▸ **EXERCISE PROMPT**:
Examine the material below. Gather every line in which the string "title" appears.

▸ **RECORDS SUPPLIED**:
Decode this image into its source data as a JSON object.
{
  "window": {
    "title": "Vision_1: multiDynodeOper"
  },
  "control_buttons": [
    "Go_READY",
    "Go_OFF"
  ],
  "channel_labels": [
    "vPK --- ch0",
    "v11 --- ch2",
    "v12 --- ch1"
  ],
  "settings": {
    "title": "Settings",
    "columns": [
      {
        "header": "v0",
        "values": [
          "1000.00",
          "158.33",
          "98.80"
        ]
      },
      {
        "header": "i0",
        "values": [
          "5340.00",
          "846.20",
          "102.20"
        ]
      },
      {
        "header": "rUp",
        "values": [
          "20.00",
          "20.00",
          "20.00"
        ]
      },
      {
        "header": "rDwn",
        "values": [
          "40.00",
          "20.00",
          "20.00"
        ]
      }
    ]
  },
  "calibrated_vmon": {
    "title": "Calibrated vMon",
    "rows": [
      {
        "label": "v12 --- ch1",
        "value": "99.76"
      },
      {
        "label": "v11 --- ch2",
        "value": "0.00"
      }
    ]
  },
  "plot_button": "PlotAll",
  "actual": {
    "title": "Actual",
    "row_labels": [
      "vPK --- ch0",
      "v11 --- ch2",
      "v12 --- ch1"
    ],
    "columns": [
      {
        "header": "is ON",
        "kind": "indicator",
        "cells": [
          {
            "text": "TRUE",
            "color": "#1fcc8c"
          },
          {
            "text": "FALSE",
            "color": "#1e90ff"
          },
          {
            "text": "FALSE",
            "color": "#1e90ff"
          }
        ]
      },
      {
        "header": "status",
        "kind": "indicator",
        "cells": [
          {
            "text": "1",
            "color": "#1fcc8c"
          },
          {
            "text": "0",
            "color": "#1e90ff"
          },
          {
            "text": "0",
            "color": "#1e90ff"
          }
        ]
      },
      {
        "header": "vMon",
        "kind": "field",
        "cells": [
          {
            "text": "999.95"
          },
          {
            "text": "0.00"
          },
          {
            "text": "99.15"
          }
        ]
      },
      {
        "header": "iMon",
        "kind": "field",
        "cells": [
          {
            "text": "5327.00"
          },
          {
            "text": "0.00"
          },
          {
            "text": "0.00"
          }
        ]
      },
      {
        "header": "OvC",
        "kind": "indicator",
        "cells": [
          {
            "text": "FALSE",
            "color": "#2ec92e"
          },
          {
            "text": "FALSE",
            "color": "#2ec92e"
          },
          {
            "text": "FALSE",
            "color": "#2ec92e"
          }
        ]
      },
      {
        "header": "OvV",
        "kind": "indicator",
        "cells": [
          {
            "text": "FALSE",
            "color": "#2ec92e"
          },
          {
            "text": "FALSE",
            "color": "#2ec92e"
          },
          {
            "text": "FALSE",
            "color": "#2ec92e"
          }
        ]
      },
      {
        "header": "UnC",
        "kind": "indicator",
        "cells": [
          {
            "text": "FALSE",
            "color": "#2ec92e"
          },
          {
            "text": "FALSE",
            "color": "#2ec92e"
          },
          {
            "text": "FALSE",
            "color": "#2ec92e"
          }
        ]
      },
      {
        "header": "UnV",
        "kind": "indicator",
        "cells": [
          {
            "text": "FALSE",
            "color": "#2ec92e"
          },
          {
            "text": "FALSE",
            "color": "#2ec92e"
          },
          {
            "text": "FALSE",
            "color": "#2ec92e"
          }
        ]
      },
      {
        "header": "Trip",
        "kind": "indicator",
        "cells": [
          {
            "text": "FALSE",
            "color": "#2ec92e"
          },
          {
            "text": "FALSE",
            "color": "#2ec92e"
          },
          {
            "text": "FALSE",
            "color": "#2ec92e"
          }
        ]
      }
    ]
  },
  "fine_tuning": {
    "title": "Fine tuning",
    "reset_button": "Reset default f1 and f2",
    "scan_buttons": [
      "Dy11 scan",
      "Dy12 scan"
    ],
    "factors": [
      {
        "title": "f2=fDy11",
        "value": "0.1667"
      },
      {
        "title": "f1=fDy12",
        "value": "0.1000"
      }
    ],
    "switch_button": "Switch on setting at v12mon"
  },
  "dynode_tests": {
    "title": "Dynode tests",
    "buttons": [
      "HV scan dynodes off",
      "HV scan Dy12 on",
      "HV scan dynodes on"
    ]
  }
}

▸ **TASK SOLUTION**:
    "title": "Vision_1: multiDynodeOper"
    "title": "Settings",
    "title": "Calibrated vMon",
    "title": "Actual",
    "title": "Fine tuning",
        "title": "f2=fDy11",
        "title": "f1=fDy12",
    "title": "Dynode tests",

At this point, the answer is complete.